Three panel datasets with different spatial scales are used in this study: household scale, census tract scale, and city/town scale. The authors found that the census tract scale data produce similar results compared to the household-scale data when they use the econometric models to study the relationship of single-family residential water use and its determinants in Phoenix, Arizona. No significant ecological fallacy problem was identified by this comparative statistical analysis that is based on the signs, magnitude, and confidence intervals of the parameter estimates.

[Please note: I have quoted and paraphrased freely from the article, but the interpretation is my own.]

Stream restoration tested

Thursday, November 21st, 2013

Early View article:Creating False Images: Stream Restoration in an Urban Setting,” by Kristan Cockerill and William P. Anderson Jr.

This article takes a critical before-and-after look at stream restoration in a case study of Boone Creek in North Carolina. The authors examine how well stream conditions, publicly stated project goals, and project implementation align. There are some good lessons to be learned from this study.

The experience on Boone Creek echoes much of the existing knowledge about stream restoration. This case study demonstrates little coordination among restoration plans and projects. Even though all of the projects were on one small creek, they were not coordinated. In addition, these projects showed disconnects among what pre-restoration monitoring data suggested were the problems on Boone Creek, what the stated restoration goals have been, and what has been implemented.

What these projects have accomplished is to protect the built environment and promote positive public perception. The authors argue that these disconnects among publicized goals for restoration, the implemented features, and actual stream conditions may create a false image of what an ecologically stable stream looks like and therefore perpetuate a false sense of optimism about the feasibility of restoring urban streams.

[Please note: I have quoted and paraphrased freely from the article, but the interpretation is my own.]

Arc StormSurge

Monday, October 28th, 2013

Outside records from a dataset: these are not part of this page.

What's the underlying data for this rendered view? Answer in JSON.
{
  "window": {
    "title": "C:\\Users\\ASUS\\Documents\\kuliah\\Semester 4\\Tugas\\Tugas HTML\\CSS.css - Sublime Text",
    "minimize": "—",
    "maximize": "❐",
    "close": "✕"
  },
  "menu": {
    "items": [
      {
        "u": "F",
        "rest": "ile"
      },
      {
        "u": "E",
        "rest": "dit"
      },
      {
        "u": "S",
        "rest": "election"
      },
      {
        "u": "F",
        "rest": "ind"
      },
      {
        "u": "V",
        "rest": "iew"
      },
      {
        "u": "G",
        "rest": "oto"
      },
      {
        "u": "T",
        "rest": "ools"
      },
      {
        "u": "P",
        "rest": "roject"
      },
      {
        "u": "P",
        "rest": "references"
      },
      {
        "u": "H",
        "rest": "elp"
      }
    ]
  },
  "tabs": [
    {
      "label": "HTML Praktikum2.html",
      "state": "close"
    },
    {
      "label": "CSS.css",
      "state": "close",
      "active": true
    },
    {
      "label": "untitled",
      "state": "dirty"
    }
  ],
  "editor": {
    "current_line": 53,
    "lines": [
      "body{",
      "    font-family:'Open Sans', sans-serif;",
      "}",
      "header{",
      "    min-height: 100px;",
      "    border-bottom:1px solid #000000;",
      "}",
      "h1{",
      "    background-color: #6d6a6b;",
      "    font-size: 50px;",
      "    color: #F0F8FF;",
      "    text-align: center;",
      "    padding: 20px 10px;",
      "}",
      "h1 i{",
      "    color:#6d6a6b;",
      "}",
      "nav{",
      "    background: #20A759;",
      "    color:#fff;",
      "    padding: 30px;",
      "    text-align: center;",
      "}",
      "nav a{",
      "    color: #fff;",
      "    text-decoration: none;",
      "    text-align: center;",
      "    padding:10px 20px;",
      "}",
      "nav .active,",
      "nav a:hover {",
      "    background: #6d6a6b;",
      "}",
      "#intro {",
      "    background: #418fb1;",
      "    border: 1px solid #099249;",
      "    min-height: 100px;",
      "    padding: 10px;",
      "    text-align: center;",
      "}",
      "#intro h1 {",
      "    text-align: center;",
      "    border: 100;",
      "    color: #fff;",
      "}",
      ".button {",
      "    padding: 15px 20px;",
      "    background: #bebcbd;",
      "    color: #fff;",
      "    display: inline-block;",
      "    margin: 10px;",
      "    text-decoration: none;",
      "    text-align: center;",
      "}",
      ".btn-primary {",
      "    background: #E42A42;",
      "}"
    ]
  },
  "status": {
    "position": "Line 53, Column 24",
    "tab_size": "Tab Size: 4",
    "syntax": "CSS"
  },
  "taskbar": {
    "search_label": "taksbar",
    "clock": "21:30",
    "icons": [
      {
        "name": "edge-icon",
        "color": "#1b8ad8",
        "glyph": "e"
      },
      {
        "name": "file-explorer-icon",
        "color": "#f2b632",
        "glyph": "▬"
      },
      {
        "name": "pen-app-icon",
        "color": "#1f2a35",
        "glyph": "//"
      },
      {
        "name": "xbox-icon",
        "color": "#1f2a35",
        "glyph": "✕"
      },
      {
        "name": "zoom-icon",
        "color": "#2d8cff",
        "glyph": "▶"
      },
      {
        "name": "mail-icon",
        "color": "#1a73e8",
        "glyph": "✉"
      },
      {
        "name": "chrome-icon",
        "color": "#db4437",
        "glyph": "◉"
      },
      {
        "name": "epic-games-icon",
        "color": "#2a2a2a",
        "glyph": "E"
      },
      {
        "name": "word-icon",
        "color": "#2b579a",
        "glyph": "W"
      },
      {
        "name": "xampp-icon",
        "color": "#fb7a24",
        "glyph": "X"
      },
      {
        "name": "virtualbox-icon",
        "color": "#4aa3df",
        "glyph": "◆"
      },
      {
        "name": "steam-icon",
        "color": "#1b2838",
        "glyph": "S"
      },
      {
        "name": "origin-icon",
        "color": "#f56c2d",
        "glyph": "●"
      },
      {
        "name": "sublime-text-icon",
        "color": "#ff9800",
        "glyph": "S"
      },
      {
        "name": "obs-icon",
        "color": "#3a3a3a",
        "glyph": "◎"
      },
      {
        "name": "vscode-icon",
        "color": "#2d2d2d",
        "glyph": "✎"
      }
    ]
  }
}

Early View article:Arc StormSurge: Integrating Hurricane Storm Surge Modeling and GIS,” by Celso M. Ferreira, Francisco Olivera, Jennifer L. Irish.

Here’s a timely article on using a new piece of technology.

Historical records of storms are too short and too sparse to support reliable statistical predictions of hurricane surge levels; thus, numerical analysis is used for simulating and predicting flooding in coastal areas. In recent years, improvements in the understanding of the physics of storm surge processes have led to the development of computationally intense hydrodynamic models capable of estimating hurricane flood elevations. However, developing the input to these models requires a significant amount of data and conversion to a model-specific format, and, usually, the model output is not in a format ready for interpretation and for conveying the findings to the public and decision makers. In this context, geographic information systems (GIS) can play an important role in pre- and post-processing spatial information and supporting input/output visualization.
This article discusses the development of an ArcGIS™ data model and a set of tools for the coupled ADvanced CIRCulation and unstructured-grid version of Simulating WAves Nearshore (SWAN+ADCIRC) hydrodynamic and wave models, respectively. An automated file conversion between ArcGIS™ and the model formats is used to ease the preparation of the input files. Visualization of the results is accomplished through maps, generated automatically with ArcGIS™. As part of this working framework, the authors propose the use of a geodatabase specifically designed to store the spatial information needed for modeling storm surges with SWAN+ADCIRC. An example of the application of their framework to the simulation of the storm surge of 1999′s Hurricane Bret in Corpus Christi, Texas, is also included to demonstrate the utility of Arc StormSurge

[Please note: I have quoted and paraphrased freely from the article, but the interpretation is my own.]